■ DATASET EXCERPTS

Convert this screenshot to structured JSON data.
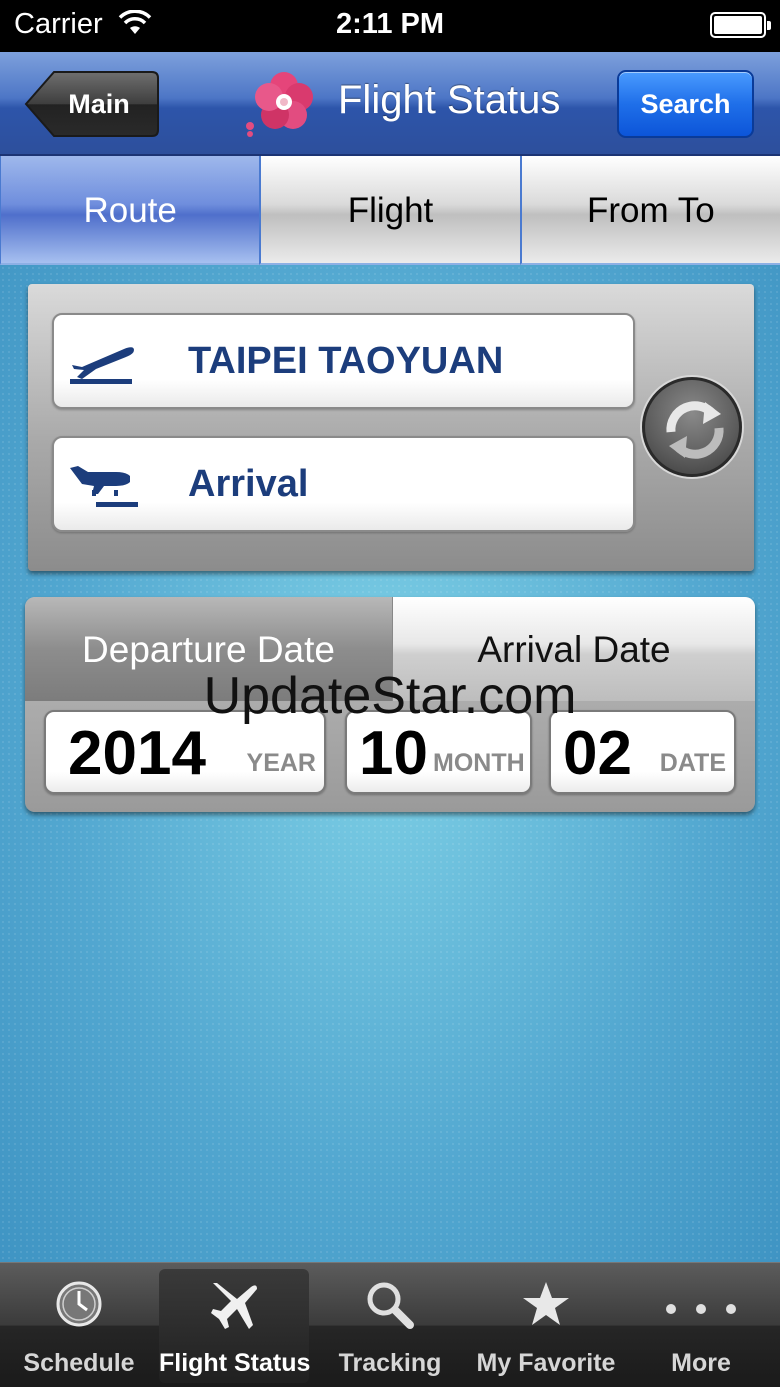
{
  "status_bar": {
    "carrier": "Carrier",
    "time": "2:11 PM",
    "battery_level": 1.0
  },
  "nav": {
    "back_label": "Main",
    "title": "Flight Status",
    "search_label": "Search",
    "logo_icon": "plum-blossom-icon"
  },
  "tabs": [
    {
      "label": "Route",
      "active": true
    },
    {
      "label": "Flight",
      "active": false
    },
    {
      "label": "From To",
      "active": false
    }
  ],
  "route": {
    "airport": {
      "value": "TAIPEI TAOYUAN",
      "icon": "departure-plane-icon"
    },
    "direction": {
      "value": "Arrival",
      "icon": "arrival-plane-icon"
    },
    "swap_icon": "refresh-icon"
  },
  "date": {
    "tabs": [
      {
        "label": "Departure Date",
        "active": true
      },
      {
        "label": "Arrival Date",
        "active": false
      }
    ],
    "year": {
      "value": "2014",
      "unit": "YEAR"
    },
    "month": {
      "value": "10",
      "unit": "MONTH"
    },
    "day": {
      "value": "02",
      "unit": "DATE"
    }
  },
  "watermark": "UpdateStar.com",
  "tab_bar": [
    {
      "label": "Schedule",
      "icon": "clock-icon",
      "selected": false
    },
    {
      "label": "Flight Status",
      "icon": "airplane-icon",
      "selected": true
    },
    {
      "label": "Tracking",
      "icon": "search-icon",
      "selected": false
    },
    {
      "label": "My Favorite",
      "icon": "star-icon",
      "selected": false
    },
    {
      "label": "More",
      "icon": "more-icon",
      "selected": false
    }
  ],
  "colors": {
    "nav_blue": "#2d55aa",
    "search_blue": "#1f6fe9",
    "field_text": "#1c3d7c",
    "background_teal": "#52a7d0"
  }
}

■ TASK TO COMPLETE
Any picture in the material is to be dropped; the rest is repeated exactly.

■ ANSWER TO THE PROBLEM
Convert this screenshot to structured JSON data.
{
  "status_bar": {
    "carrier": "Carrier",
    "time": "2:11 PM",
    "battery_level": 1.0
  },
  "nav": {
    "back_label": "Main",
    "title": "Flight Status",
    "search_label": "Search",
    "logo_icon": "plum-blossom-icon"
  },
  "tabs": [
    {
      "label": "Route",
      "active": true
    },
    {
      "label": "Flight",
      "active": false
    },
    {
      "label": "From To",
      "active": false
    }
  ],
  "route": {
    "airport": {
      "value": "TAIPEI TAOYUAN",
      "icon": "departure-plane-icon"
    },
    "direction": {
      "value": "Arrival",
      "icon": "arrival-plane-icon"
    },
    "swap_icon": "refresh-icon"
  },
  "date": {
    "tabs": [
      {
        "label": "Departure Date",
        "active": true
      },
      {
        "label": "Arrival Date",
        "active": false
      }
    ],
    "year": {
      "value": "2014",
      "unit": "YEAR"
    },
    "month": {
      "value": "10",
      "unit": "MONTH"
    },
    "day": {
      "value": "02",
      "unit": "DATE"
    }
  },
  "watermark": "UpdateStar.com",
  "tab_bar": [
    {
      "label": "Schedule",
      "icon": "clock-icon",
      "selected": false
    },
    {
      "label": "Flight Status",
      "icon": "airplane-icon",
      "selected": true
    },
    {
      "label": "Tracking",
      "icon": "search-icon",
      "selected": false
    },
    {
      "label": "My Favorite",
      "icon": "star-icon",
      "selected": false
    },
    {
      "label": "More",
      "icon": "more-icon",
      "selected": false
    }
  ],
  "colors": {
    "nav_blue": "#2d55aa",
    "search_blue": "#1f6fe9",
    "field_text": "#1c3d7c",
    "background_teal": "#52a7d0"
  }
}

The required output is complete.